In the past, this blog has highlighted accidents that have occurred at the World Trade Center construction site in New York City. Recently, another workplace accident has been reported at the site. According to reports, a steal plate somehow fell onto a worker. It hit the worker in the head which was protected by a hardhat while he was working as a carpenter.

The 48-year-old man suffered many serious injuries in the workplace accident. These injuries included multiple broken bones as well as a fractured leg. Following the accident, the man was taken to a local hospital by an ambulance.

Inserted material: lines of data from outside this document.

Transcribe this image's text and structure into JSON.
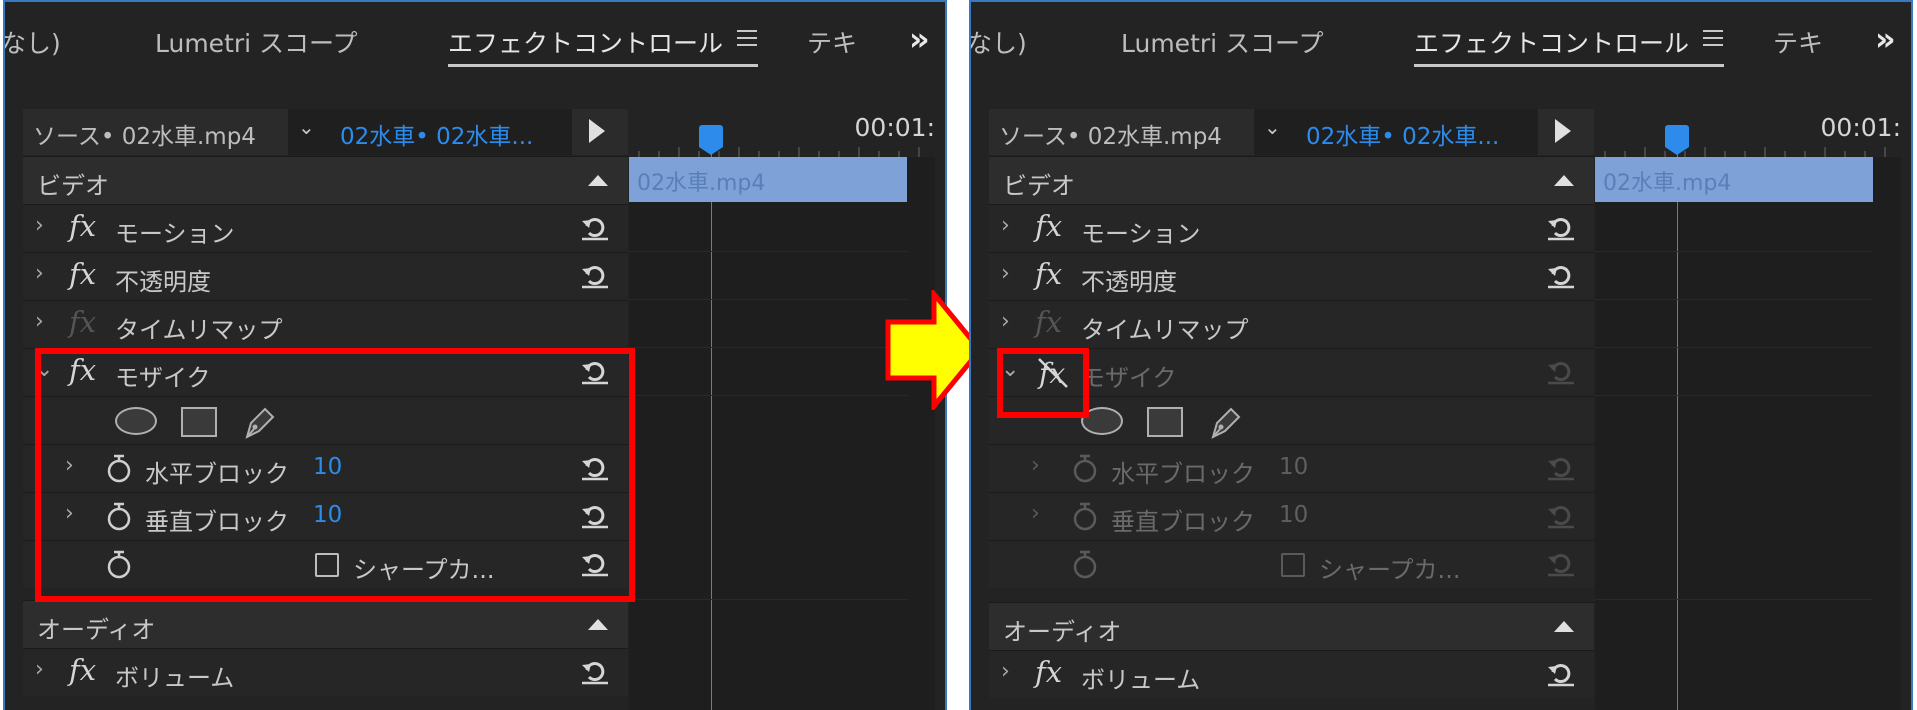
{
  "colors": {
    "accent": "#2d8ceb",
    "highlight": "#ff0000",
    "arrow_fill": "#ffff00",
    "arrow_stroke": "#ff0000",
    "clip_bar": "#7ea1d8"
  },
  "panels": [
    {
      "tabs": {
        "truncated_left": "なし)",
        "lumetri": "Lumetri スコープ",
        "effect_controls": "エフェクトコントロール",
        "truncated_right": "テキ",
        "more": "»"
      },
      "source": {
        "label": "ソース• 02水車.mp4",
        "clip": "02水車• 02水車..."
      },
      "timeline": {
        "time": "00:01:",
        "clip_name": "02水車.mp4"
      },
      "video_header": "ビデオ",
      "effects": [
        {
          "label": "モーション",
          "enabled": true
        },
        {
          "label": "不透明度",
          "enabled": true
        },
        {
          "label": "タイムリマップ",
          "enabled": false
        }
      ],
      "mosaic": {
        "label": "モザイク",
        "enabled": true,
        "fx_disabled_icon": false
      },
      "params": {
        "h_blocks_label": "水平ブロック",
        "h_blocks_value": "10",
        "v_blocks_label": "垂直ブロック",
        "v_blocks_value": "10",
        "sharp_label": "シャープカ..."
      },
      "audio_header": "オーディオ",
      "volume_label": "ボリューム"
    },
    {
      "tabs": {
        "truncated_left": "なし)",
        "lumetri": "Lumetri スコープ",
        "effect_controls": "エフェクトコントロール",
        "truncated_right": "テキ",
        "more": "»"
      },
      "source": {
        "label": "ソース• 02水車.mp4",
        "clip": "02水車• 02水車..."
      },
      "timeline": {
        "time": "00:01:",
        "clip_name": "02水車.mp4"
      },
      "video_header": "ビデオ",
      "effects": [
        {
          "label": "モーション",
          "enabled": true
        },
        {
          "label": "不透明度",
          "enabled": true
        },
        {
          "label": "タイムリマップ",
          "enabled": false
        }
      ],
      "mosaic": {
        "label": "モザイク",
        "enabled": false,
        "fx_disabled_icon": true
      },
      "params": {
        "h_blocks_label": "水平ブロック",
        "h_blocks_value": "10",
        "v_blocks_label": "垂直ブロック",
        "v_blocks_value": "10",
        "sharp_label": "シャープカ..."
      },
      "audio_header": "オーディオ",
      "volume_label": "ボリューム"
    }
  ]
}
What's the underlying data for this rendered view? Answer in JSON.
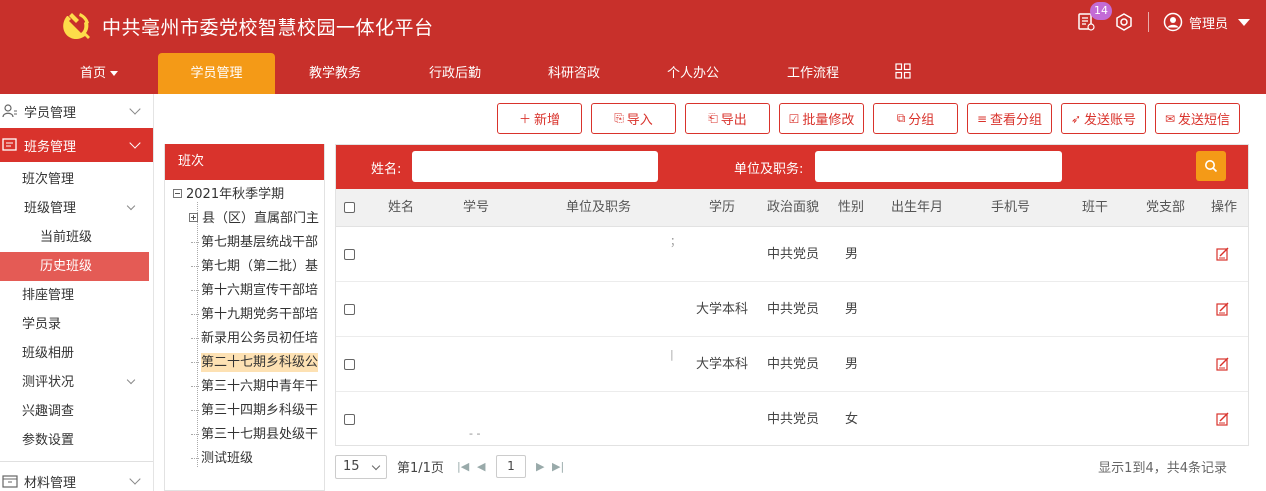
{
  "header": {
    "title": "中共亳州市委党校智慧校园一体化平台",
    "notification_count": "14",
    "user_name": "管理员",
    "brand_color": "#c8302b",
    "accent_color": "#f49a17"
  },
  "nav": {
    "items": [
      {
        "label": "首页",
        "has_caret": true
      },
      {
        "label": "学员管理",
        "active": true
      },
      {
        "label": "教学教务"
      },
      {
        "label": "行政后勤"
      },
      {
        "label": "科研咨政"
      },
      {
        "label": "个人办公"
      },
      {
        "label": "工作流程"
      }
    ],
    "grid_icon": "grid-icon"
  },
  "sidebar": {
    "groups": [
      {
        "label": "学员管理",
        "icon": "student-icon"
      },
      {
        "label": "班务管理",
        "icon": "class-icon",
        "active": true
      },
      {
        "label": "材料管理",
        "icon": "materials-icon"
      }
    ],
    "items": [
      {
        "label": "班次管理"
      },
      {
        "label": "班级管理",
        "expandable": true
      },
      {
        "label": "当前班级"
      },
      {
        "label": "历史班级",
        "active": true
      },
      {
        "label": "排座管理"
      },
      {
        "label": "学员录"
      },
      {
        "label": "班级相册"
      },
      {
        "label": "测评状况",
        "expandable": true
      },
      {
        "label": "兴趣调查"
      },
      {
        "label": "参数设置"
      }
    ]
  },
  "toolbar": {
    "buttons": [
      {
        "label": "新增",
        "icon": "plus-icon",
        "glyph": "＋"
      },
      {
        "label": "导入",
        "icon": "import-icon",
        "glyph": "⎘"
      },
      {
        "label": "导出",
        "icon": "export-icon",
        "glyph": "⎗"
      },
      {
        "label": "批量修改",
        "icon": "batch-edit-icon",
        "glyph": "☑"
      },
      {
        "label": "分组",
        "icon": "group-icon",
        "glyph": "⧉"
      },
      {
        "label": "查看分组",
        "icon": "list-icon",
        "glyph": "≡"
      },
      {
        "label": "发送账号",
        "icon": "send-icon",
        "glyph": "➶"
      },
      {
        "label": "发送短信",
        "icon": "sms-icon",
        "glyph": "✉"
      }
    ]
  },
  "tree": {
    "header": "班次",
    "root": "2021年秋季学期",
    "nodes": [
      {
        "label": "县（区）直属部门主",
        "expandable": true
      },
      {
        "label": "第七期基层统战干部"
      },
      {
        "label": "第七期（第二批）基"
      },
      {
        "label": "第十六期宣传干部培"
      },
      {
        "label": "第十九期党务干部培"
      },
      {
        "label": "新录用公务员初任培"
      },
      {
        "label": "第二十七期乡科级公",
        "selected": true
      },
      {
        "label": "第三十六期中青年干"
      },
      {
        "label": "第三十四期乡科级干"
      },
      {
        "label": "第三十七期县处级干"
      },
      {
        "label": "测试班级"
      }
    ]
  },
  "search": {
    "name_label": "姓名:",
    "name_value": "",
    "unit_label": "单位及职务:",
    "unit_value": "",
    "search_icon": "search-icon"
  },
  "table": {
    "columns": [
      "姓名",
      "学号",
      "单位及职务",
      "学历",
      "政治面貌",
      "性别",
      "出生年月",
      "手机号",
      "班干",
      "党支部",
      "操作"
    ],
    "rows": [
      {
        "name": "",
        "student_no": "",
        "unit": "",
        "education": "",
        "political": "中共党员",
        "gender": "男",
        "birth": "",
        "phone": "",
        "cadre": "",
        "branch": "",
        "mark": "；"
      },
      {
        "name": "",
        "student_no": "",
        "unit": "",
        "education": "大学本科",
        "political": "中共党员",
        "gender": "男",
        "birth": "",
        "phone": "",
        "cadre": "",
        "branch": "",
        "mark": ""
      },
      {
        "name": "",
        "student_no": "",
        "unit": "",
        "education": "大学本科",
        "political": "中共党员",
        "gender": "男",
        "birth": "",
        "phone": "",
        "cadre": "",
        "branch": "",
        "mark": "|"
      },
      {
        "name": "",
        "student_no": "",
        "unit": "",
        "education": "",
        "political": "中共党员",
        "gender": "女",
        "birth": "",
        "phone": "",
        "cadre": "",
        "branch": "",
        "mark": "- -"
      }
    ]
  },
  "pager": {
    "page_size": "15",
    "page_info": "第1/1页",
    "current_page": "1",
    "summary": "显示1到4，共4条记录"
  }
}
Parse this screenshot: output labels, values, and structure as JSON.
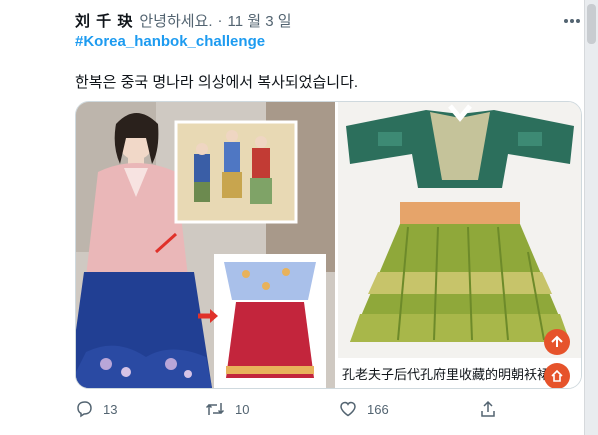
{
  "tweet": {
    "author_name": "刘 千 玦",
    "author_handle": "안녕하세요.",
    "separator": "·",
    "date": "11 월 3 일",
    "hashtag": "#Korea_hanbok_challenge",
    "text": "한복은 중국 명나라 의상에서 복사되었습니다."
  },
  "media": {
    "caption": "孔老夫子后代孔府里收藏的明朝袄裙"
  },
  "actions": {
    "reply_count": "13",
    "retweet_count": "10",
    "like_count": "166"
  },
  "icons": {
    "more": "more-icon",
    "reply": "reply-icon",
    "retweet": "retweet-icon",
    "like": "heart-icon",
    "share": "share-icon",
    "up": "arrow-up-icon",
    "home": "home-icon"
  },
  "colors": {
    "accent": "#1d9bf0",
    "fab": "#e6532b",
    "muted": "#536471"
  }
}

As a result of the accident, investigators from the Occupational Health and Safety Administration have begun to look in to how and why the accident occurred. Following workplace injuries, OSHA will often step in to try and determine the cause of an accident. In addition to trying to figure out what happened, OSHA will also try and determine if any safety regulations were ignored that could have prevented the accident. Finally, OSHA will determine if any additional safety regulations continue to be disobeyed by the employer.

OSHA serves an important purpose in preventing workplace accidents. It can help keep employers from breaking important rules meant to keep workers safe. When accidents do occur — like this most recent World Trade Center accident — OSHA will often punish an employer by issuing a citation and fine. While this fine may help prevent a future accident, it will do little for the worker that has already suffered a workplace injury.

Instead, injured workers can turn to the workers’ compensation system for help. Under workers’ compensation, workers can get expenses arising out of the workplace accident paid. These expenses include lost wages and medical bills. However, the workers’ compensation system can be complex to navigate and workers should make sure they get the help they need to get the compensation they deserve.

Source: New York Daily News, “Federal investigators probing accident in which steel plate fell on World Trade Center worker,” Joe Kemp and Greg B. Smith, Feb. 27, 2013